Ford Motor Co. will try to quantify how distracting in-vehicle cell phones, navigation systems and laptops are to drivers.
"Ford will use the simulator to discover the safest ways to equip vehicles with communication devices and other comfort and convenience items,'' said Jeff Greenberg, chief of the simulator lab.
Ford's move comes as concern about in-vehicle distraction mounts and some states consider laws to outlaw cell phones in moving vehicles. Driver inattention was blamed for 10.3 percent of 37,043 fatal crashes in 1999, according to the National Highway Traffic Safety Administration.
"We hope this will lead to industrywide standards,'' said Helen Petrauskas, Ford vice president of environmental and safety and engineering.
The Ford simulator will measure vehicle data on steering, speed control and braking when the driver is using various devices. Five in-car cameras will record the driver's hand, eye and foot movements.
"Typically we would want to know, how many times do you go over a lane marker, how much do you vary within your lane,'' Greenberg said.
"We will also be looking at where you are looking, how often you scan your mirrors and whether that behavior changes when you are being read an e-mail message or talking on a hands-free cellular phone.
Said Greenberg: "All of the data which gets to the question of what drivers do and how to develop standards will be shared."
"Evaluations of specific Ford products where we are trying to decide how to design features into specific products we will keep to ourselves.''
The so-called Virttex simulator, for Virtual Test Track Experiment, will allow subtle measurements, Petrauskas said.
"If the vehicle in front of you brakes suddenly, how long does it take you to take your foot off the accelerator and put it on the brake?

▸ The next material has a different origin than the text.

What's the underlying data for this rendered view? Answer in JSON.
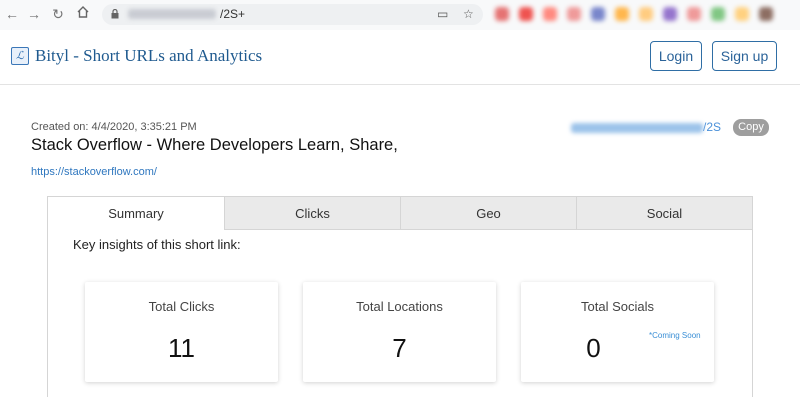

How much pressure do you apply to that brake and how do those three things differ depending on what you are doing?'' she said.